2. By a refusal, "We will not have this Man to reign over us." "I love pleasure; I dislike self-denial and religious efforts." Now, I would not deny that there are such things as the pleasures of sin; but remember they are for a season only. Afterwards, there is "the worm that dieth not," etc. But I doubt whether you do find that those pleasures of sin satisfy you. "There is no peace, saith my God, to the wicked." And though there may be the noisy laugh, and the outward appearance of indifference, yet I believe that no one can hear God's word and remain in indifference, without some qualms of conscience, some dread of eternity. Oh, then, beware how you say, "I will not yield." "See that ye refuse not Him that speaketh," etc.

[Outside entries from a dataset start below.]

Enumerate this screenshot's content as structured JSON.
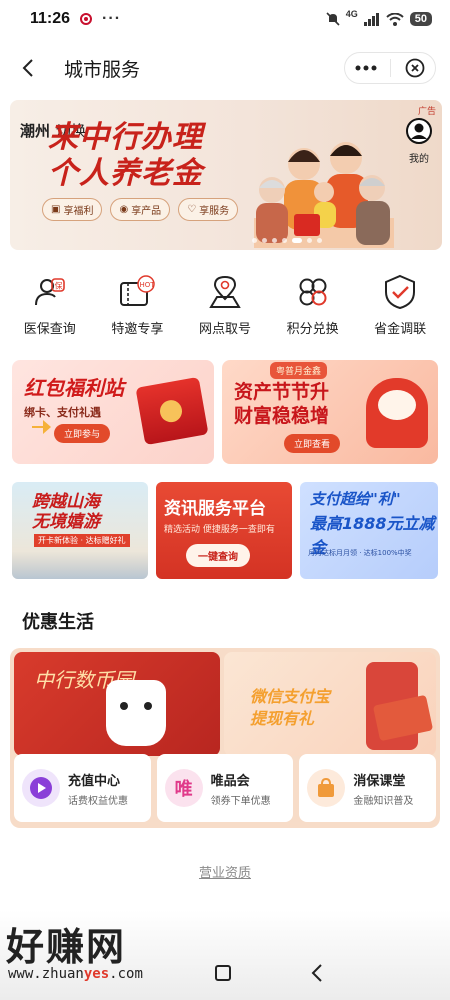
{
  "status": {
    "time": "11:26",
    "more": "···",
    "network": "4G",
    "battery": "50"
  },
  "nav": {
    "title": "城市服务"
  },
  "top_banner": {
    "city": "潮州",
    "switch": "切换",
    "ad_tag": "广告",
    "mine": "我的",
    "headline_line1": "来中行办理",
    "headline_line2": "个人养老金",
    "pills": [
      {
        "label": "享福利"
      },
      {
        "label": "享产品"
      },
      {
        "label": "享服务"
      }
    ]
  },
  "quick_services": [
    {
      "label": "医保查询",
      "icon": "medical-insurance-icon"
    },
    {
      "label": "特邀专享",
      "icon": "hot-ticket-icon"
    },
    {
      "label": "网点取号",
      "icon": "map-pin-icon"
    },
    {
      "label": "积分兑换",
      "icon": "clover-icon"
    },
    {
      "label": "省金调联",
      "icon": "shield-check-icon"
    }
  ],
  "promos": {
    "left": {
      "title": "红包福利站",
      "subtitle": "绑卡、支付礼遇",
      "button": "立即参与"
    },
    "right": {
      "tag": "粤普月金鑫",
      "title_line1": "资产节节升",
      "title_line2": "财富稳稳增",
      "button": "立即查看"
    }
  },
  "cards": {
    "a": {
      "title_line1": "跨越山海",
      "title_line2": "无境嬉游",
      "subtitle": "开卡新体验 · 达标赠好礼"
    },
    "b": {
      "title": "资讯服务平台",
      "subtitle": "精选活动 便捷服务一查即有",
      "button": "一键查询"
    },
    "c": {
      "title": "支付超给\"利\"",
      "amount": "最高1888元立减金",
      "subtitle": "月月达标月月领 · 达标100%中奖"
    }
  },
  "section": {
    "title": "优惠生活"
  },
  "life": {
    "banner_left": "中行数币园",
    "banner_right_line1": "微信支付宝",
    "banner_right_line2": "提现有礼",
    "services": [
      {
        "title": "充值中心",
        "subtitle": "话费权益优惠",
        "icon": "play-circle-icon",
        "glyph": ""
      },
      {
        "title": "唯品会",
        "subtitle": "领券下单优惠",
        "icon": "vip-shop-icon",
        "glyph": "唯"
      },
      {
        "title": "消保课堂",
        "subtitle": "金融知识普及",
        "icon": "bag-icon",
        "glyph": ""
      }
    ]
  },
  "footer": {
    "license": "营业资质"
  },
  "watermark": {
    "brand": "好赚网",
    "url_prefix": "www.zhuan",
    "url_highlight": "yes",
    "url_suffix": ".com"
  },
  "colors": {
    "brand_red": "#c8221b",
    "accent_orange": "#e24a2a",
    "panel_peach": "#f7dcc8"
  }
}
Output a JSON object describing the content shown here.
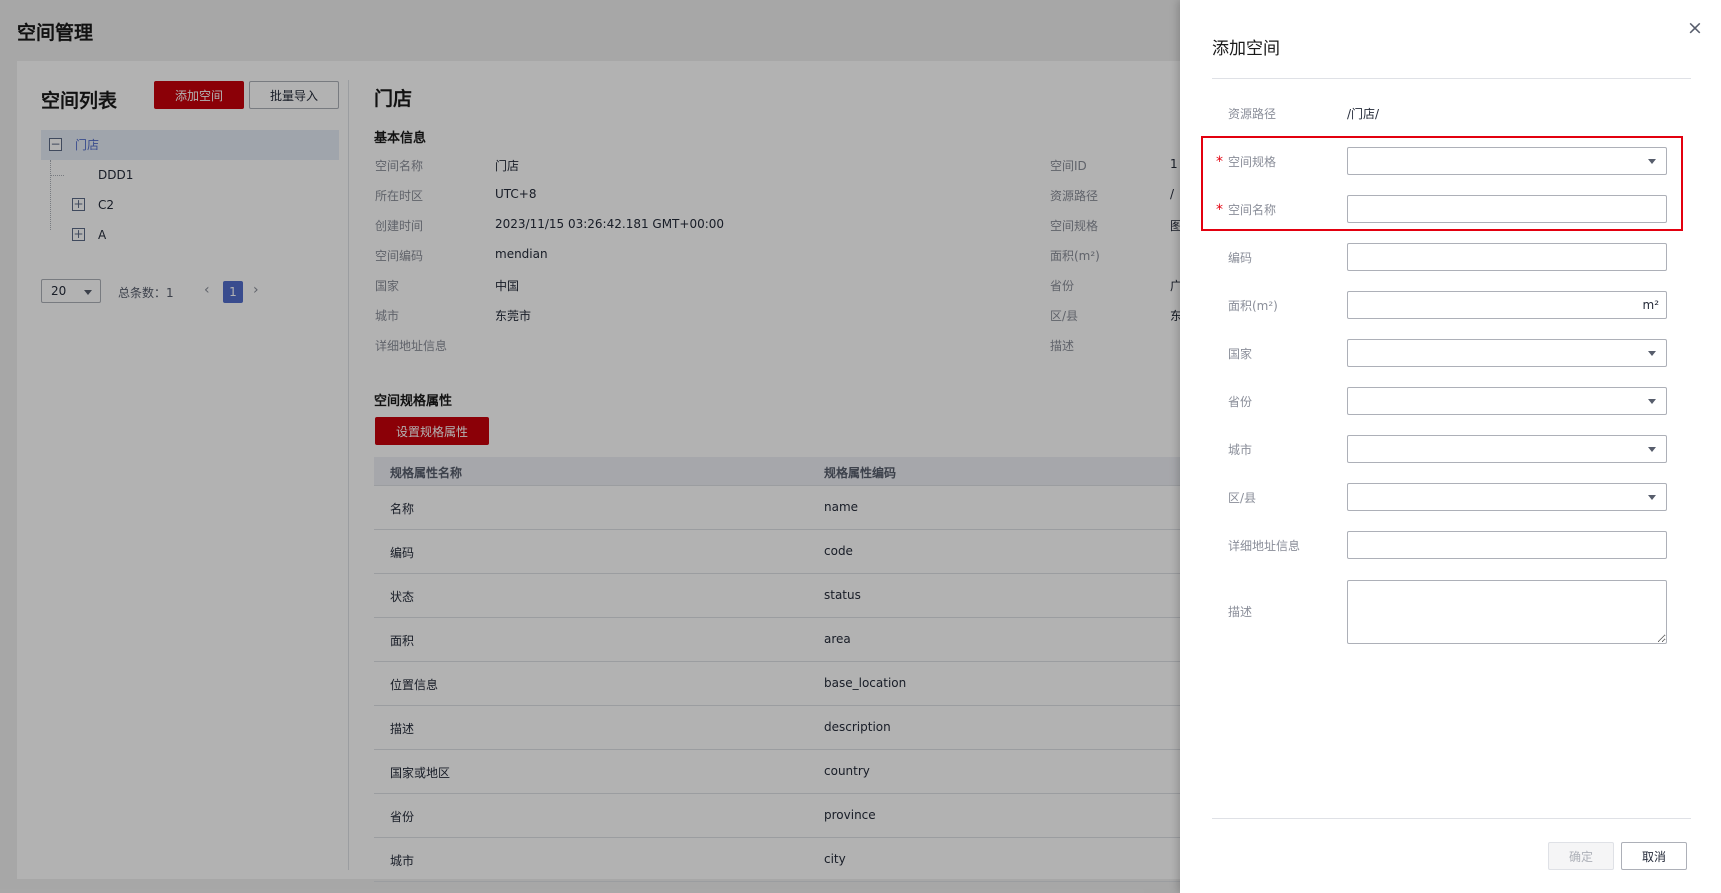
{
  "page": {
    "title": "空间管理"
  },
  "space_list": {
    "title": "空间列表",
    "add_button": "添加空间",
    "import_button": "批量导入",
    "tree": [
      {
        "label": "门店",
        "toggle": "−"
      },
      {
        "label": "DDD1"
      },
      {
        "label": "C2",
        "toggle": "+"
      },
      {
        "label": "A",
        "toggle": "+"
      }
    ],
    "pager": {
      "page_size": "20",
      "total": "总条数：1",
      "prev": "‹",
      "current": "1",
      "next": "›"
    }
  },
  "detail": {
    "title": "门店",
    "basic_info_title": "基本信息",
    "left_fields": [
      {
        "label": "空间名称",
        "value": "门店"
      },
      {
        "label": "所在时区",
        "value": "UTC+8"
      },
      {
        "label": "创建时间",
        "value": "2023/11/15 03:26:42.181 GMT+00:00"
      },
      {
        "label": "空间编码",
        "value": "mendian"
      },
      {
        "label": "国家",
        "value": "中国"
      },
      {
        "label": "城市",
        "value": "东莞市"
      },
      {
        "label": "详细地址信息",
        "value": ""
      }
    ],
    "right_fields": [
      {
        "label": "空间ID",
        "value": "1"
      },
      {
        "label": "资源路径",
        "value": "/"
      },
      {
        "label": "空间规格",
        "value": "图"
      },
      {
        "label": "面积(m²)",
        "value": ""
      },
      {
        "label": "省份",
        "value": "广"
      },
      {
        "label": "区/县",
        "value": "东"
      },
      {
        "label": "描述",
        "value": ""
      }
    ],
    "spec_section_title": "空间规格属性",
    "spec_button": "设置规格属性",
    "table": {
      "headers": [
        "规格属性名称",
        "规格属性编码"
      ],
      "rows": [
        [
          "名称",
          "name"
        ],
        [
          "编码",
          "code"
        ],
        [
          "状态",
          "status"
        ],
        [
          "面积",
          "area"
        ],
        [
          "位置信息",
          "base_location"
        ],
        [
          "描述",
          "description"
        ],
        [
          "国家或地区",
          "country"
        ],
        [
          "省份",
          "province"
        ],
        [
          "城市",
          "city"
        ]
      ]
    }
  },
  "drawer": {
    "title": "添加空间",
    "close": "×",
    "resource_path_label": "资源路径",
    "resource_path_value": "/门店/",
    "required_mark": "*",
    "spec_label": "空间规格",
    "name_label": "空间名称",
    "code_label": "编码",
    "area_label": "面积(m²)",
    "area_unit": "m²",
    "country_label": "国家",
    "province_label": "省份",
    "city_label": "城市",
    "district_label": "区/县",
    "address_label": "详细地址信息",
    "desc_label": "描述",
    "ok_button": "确定",
    "cancel_button": "取消"
  },
  "colors": {
    "brand_red": "#c7000b",
    "selected_blue": "#526ecc",
    "highlight_red": "#e3000f"
  }
}
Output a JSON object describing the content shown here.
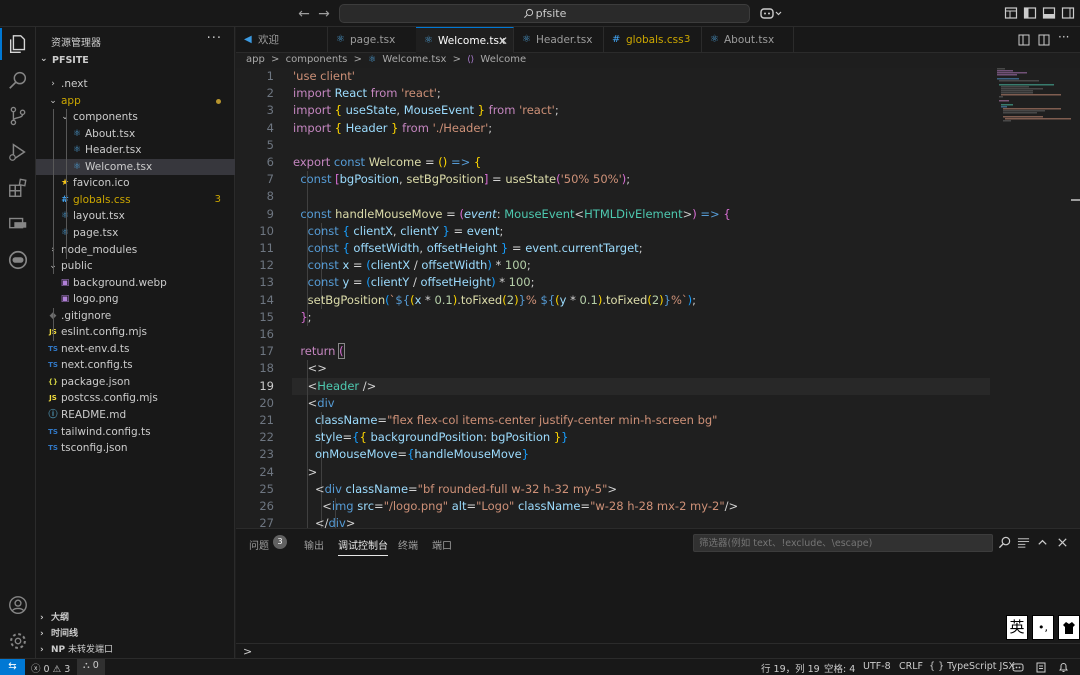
{
  "titlebar": {
    "back_icon": "arrow-left-icon",
    "forward_icon": "arrow-right-icon",
    "search_text": "pfsite",
    "copilot_icon": "copilot-icon"
  },
  "sidebar": {
    "title": "资源管理器",
    "more": "···",
    "root": "PFSITE",
    "items": [
      {
        "label": ".next",
        "kind": "folder",
        "open": false,
        "depth": 0
      },
      {
        "label": "app",
        "kind": "folder",
        "open": true,
        "depth": 0,
        "color": "#cca700",
        "dot": true
      },
      {
        "label": "components",
        "kind": "folder",
        "open": true,
        "depth": 1
      },
      {
        "label": "About.tsx",
        "kind": "react",
        "depth": 2
      },
      {
        "label": "Header.tsx",
        "kind": "react",
        "depth": 2
      },
      {
        "label": "Welcome.tsx",
        "kind": "react",
        "depth": 2,
        "selected": true
      },
      {
        "label": "favicon.ico",
        "kind": "star",
        "depth": 1
      },
      {
        "label": "globals.css",
        "kind": "css",
        "depth": 1,
        "color": "#cca700",
        "badge": "3"
      },
      {
        "label": "layout.tsx",
        "kind": "react",
        "depth": 1
      },
      {
        "label": "page.tsx",
        "kind": "react",
        "depth": 1
      },
      {
        "label": "node_modules",
        "kind": "folder",
        "open": false,
        "depth": 0
      },
      {
        "label": "public",
        "kind": "folder",
        "open": true,
        "depth": 0
      },
      {
        "label": "background.webp",
        "kind": "image",
        "depth": 1
      },
      {
        "label": "logo.png",
        "kind": "image",
        "depth": 1
      },
      {
        "label": ".gitignore",
        "kind": "git",
        "depth": 0
      },
      {
        "label": "eslint.config.mjs",
        "kind": "js",
        "depth": 0
      },
      {
        "label": "next-env.d.ts",
        "kind": "ts",
        "depth": 0
      },
      {
        "label": "next.config.ts",
        "kind": "ts",
        "depth": 0
      },
      {
        "label": "package.json",
        "kind": "json",
        "depth": 0
      },
      {
        "label": "postcss.config.mjs",
        "kind": "js",
        "depth": 0
      },
      {
        "label": "README.md",
        "kind": "info",
        "depth": 0
      },
      {
        "label": "tailwind.config.ts",
        "kind": "ts",
        "depth": 0
      },
      {
        "label": "tsconfig.json",
        "kind": "tsjson",
        "depth": 0
      }
    ],
    "outline": [
      "大纲",
      "时间线",
      "NP"
    ],
    "np_suffix": "未转发端口"
  },
  "tabs": [
    {
      "label": "欢迎",
      "icon": "vscode-icon",
      "active": false
    },
    {
      "label": "page.tsx",
      "icon": "react-icon",
      "active": false
    },
    {
      "label": "Welcome.tsx",
      "icon": "react-icon",
      "active": true,
      "close": "✕"
    },
    {
      "label": "Header.tsx",
      "icon": "react-icon",
      "active": false
    },
    {
      "label": "globals.css",
      "icon": "css-icon",
      "active": false,
      "count": "3"
    },
    {
      "label": "About.tsx",
      "icon": "react-icon",
      "active": false
    }
  ],
  "breadcrumb": [
    "app",
    ">",
    "components",
    ">",
    "Welcome.tsx",
    ">",
    "Welcome"
  ],
  "editor": {
    "current_line": 19,
    "line_numbers": [
      "1",
      "2",
      "3",
      "4",
      "5",
      "6",
      "7",
      "8",
      "9",
      "10",
      "11",
      "12",
      "13",
      "14",
      "15",
      "16",
      "17",
      "18",
      "19",
      "20",
      "21",
      "22",
      "23",
      "24",
      "25",
      "26",
      "27"
    ]
  },
  "panel": {
    "tabs": [
      "问题",
      "输出",
      "调试控制台",
      "终端",
      "端口"
    ],
    "problems_count": "3",
    "active_tab": "调试控制台",
    "filter_placeholder": "筛选器(例如 text、!exclude、\\escape)",
    "prompt": ">"
  },
  "ime": [
    "英",
    "•,",
    "👕"
  ],
  "statusbar": {
    "remote": "⇆",
    "errors": "0",
    "warnings": "3",
    "ports": "0",
    "position": "行 19，列 19",
    "spaces": "空格: 4",
    "encoding": "UTF-8",
    "eol": "CRLF",
    "language": "TypeScript JSX",
    "language_prefix": "{ }"
  }
}
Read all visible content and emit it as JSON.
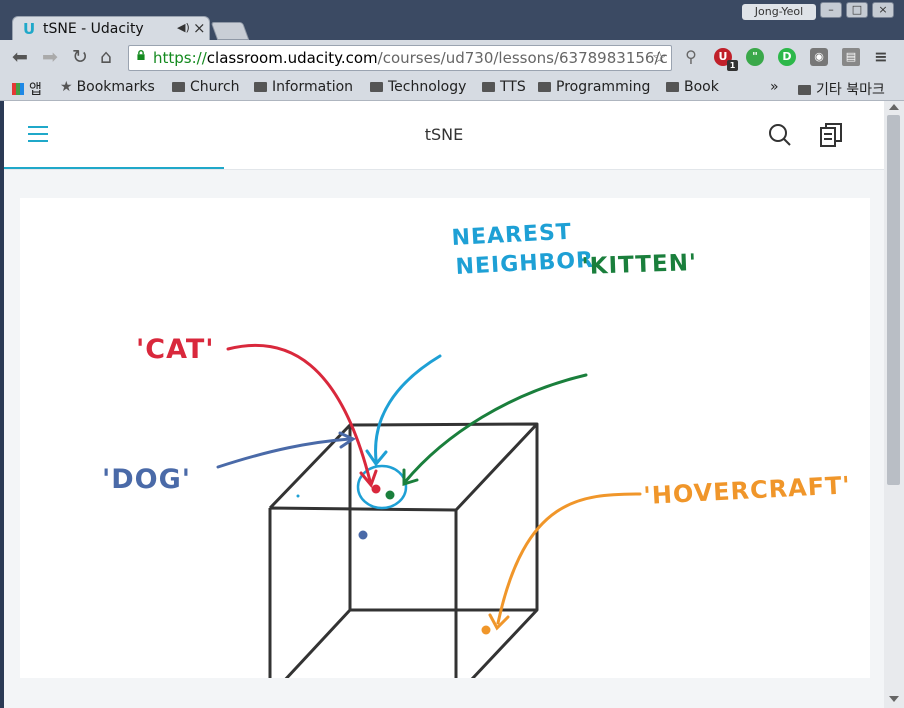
{
  "browser": {
    "tab_title": "tSNE - Udacity",
    "favicon": "U",
    "user_name": "Jong-Yeol",
    "url_scheme": "https://",
    "url_host": "classroom.udacity.com",
    "url_path": "/courses/ud730/lessons/6378983156/c",
    "extensions": [
      "magnifier-icon",
      "ublock-icon",
      "evernote-icon",
      "idm-icon",
      "camera-icon",
      "window-icon",
      "chrome-menu-icon"
    ],
    "ublock_badge": "1",
    "bookmarks": {
      "apps_label": "앱",
      "items": [
        "Bookmarks",
        "Church",
        "Information",
        "Technology",
        "TTS",
        "Programming",
        "Book"
      ],
      "overflow": "»",
      "other_label": "기타 북마크"
    }
  },
  "app": {
    "title": "tSNE",
    "progress": 0.25,
    "accent": "#1fa8c9"
  },
  "figure": {
    "labels": {
      "nearest": [
        "NEAREST",
        "NEIGHBOR"
      ],
      "kitten": "'KITTEN'",
      "cat": "'CAT'",
      "dog": "'DOG'",
      "hovercraft": "'HOVERCRAFT'"
    },
    "colors": {
      "cat": "#d9283c",
      "kitten": "#1a7f3c",
      "dog": "#4a6aa8",
      "hovercraft": "#f0962a",
      "nearest": "#1ea0d5",
      "cube": "#333333"
    }
  }
}
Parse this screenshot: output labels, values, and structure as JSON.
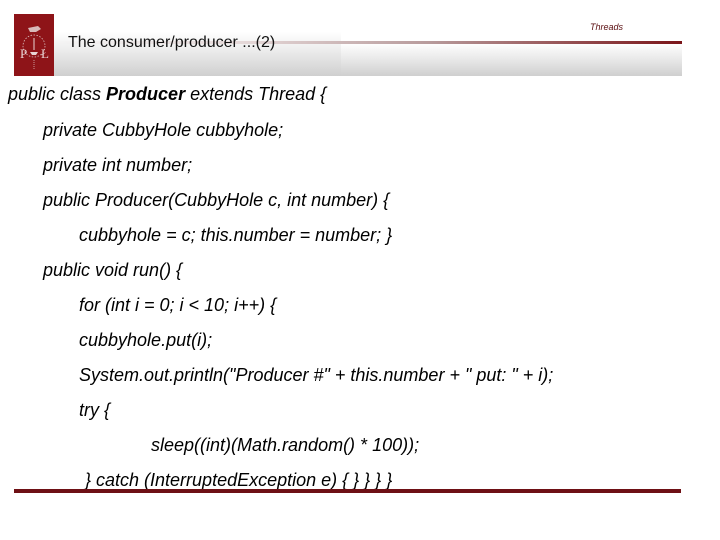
{
  "header": {
    "title": "The consumer/producer ...(2)",
    "section": "Threads",
    "logo": "university-crest-icon",
    "accent_color": "#8e1418"
  },
  "code": {
    "line1_pre": "public class ",
    "line1_bold": "Producer",
    "line1_post": " extends Thread {",
    "lines": [
      "private CubbyHole cubbyhole;",
      "private int number;",
      "public Producer(CubbyHole c, int number) {",
      "cubbyhole = c; this.number = number; }",
      "public void run() {",
      "for (int i = 0; i < 10; i++) {",
      "cubbyhole.put(i);",
      "System.out.println(\"Producer #\" + this.number + \" put: \" + i);",
      "try {",
      "sleep((int)(Math.random() * 100));",
      "} catch (InterruptedException e) { } } } }"
    ]
  }
}
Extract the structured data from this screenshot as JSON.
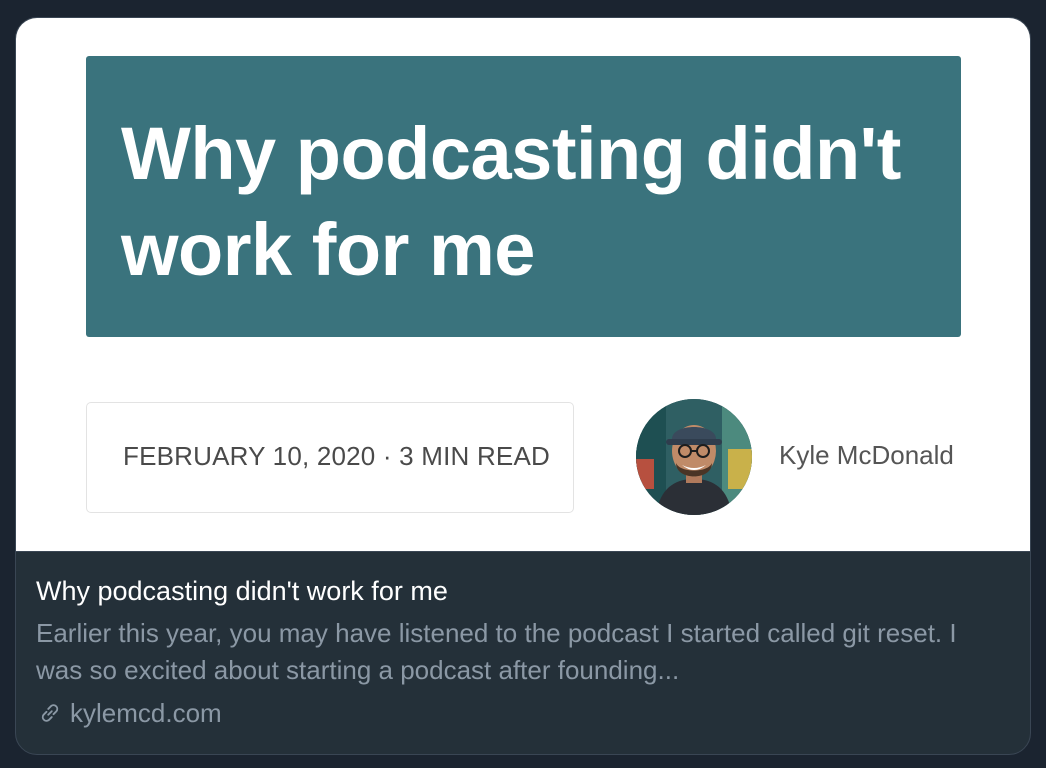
{
  "preview": {
    "hero_title": "Why podcasting didn't work for me",
    "date_read": "FEBRUARY 10, 2020 · 3 MIN READ",
    "author": "Kyle McDonald"
  },
  "card": {
    "title": "Why podcasting didn't work for me",
    "description": "Earlier this year, you may have listened to the podcast I started called git reset. I was so excited about starting a podcast after founding...",
    "domain": "kylemcd.com",
    "domain_icon": "link-icon"
  },
  "colors": {
    "page_bg": "#1b2430",
    "card_bg": "#243039",
    "hero_bg": "#3a737d",
    "muted_text": "#8b98a5"
  }
}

3. By attempting a compromise; by delay, for example. You wish for time. Now, there is no such thing as neutrality in religion. There may be neutrality as between states; between man and man; but there is no such thing as neutrality in the case of man's service to God. "He that is not with Me, is against Me." Besides, if you now despise the mercy of God, and use the promise of mercy as an excuse for continuance in sin, what right have you to expect that God will continue to show mercy? You may say, "Was there not mercy for that man who entered the vineyard at the eleventh hour, and for the thief upon the cross?" Their case was altogether different from yours. The instance of a delayed repentance is very different from the case of a late repentance. They had not had the invitation and warning before as you have. Besides, how do you know that at any future time you will be one whir more willing? The chances are, humanly speaking, that you will be less willing. It is told of one who gained his livelihood by searching the nests which were built in the cliff, that upon being let down from the summit, he gained a footing on a jutting crag beneath. He suddenly let go the rope by which he had descended. His position was most critical. The rope was swaying backwards and forwards in the air, and each time it came less near to him than before. He saw his danger; he saw the necessity of instant decision. He must either seek to grasp it by jumping from his crag, or it may be lost forever. There was no time; it must be done at once. He did it. He sprang from his crag; he seized upon the rope, and he was saved. And so, if you are conscious that at this moment you are an unsaved sinner, you have but one course open to you. It is that you now yield yourself to God. "Behold, now is the accepted time, now is the day of salvation."
(Emilius Bayley, B. D.)
Parallel VersesKJV: Neither yield ye your members as instruments of unrighteousness unto sin: but yield yourselves unto God, as those that are alive from the dead, and your members as instruments of righteousness unto God.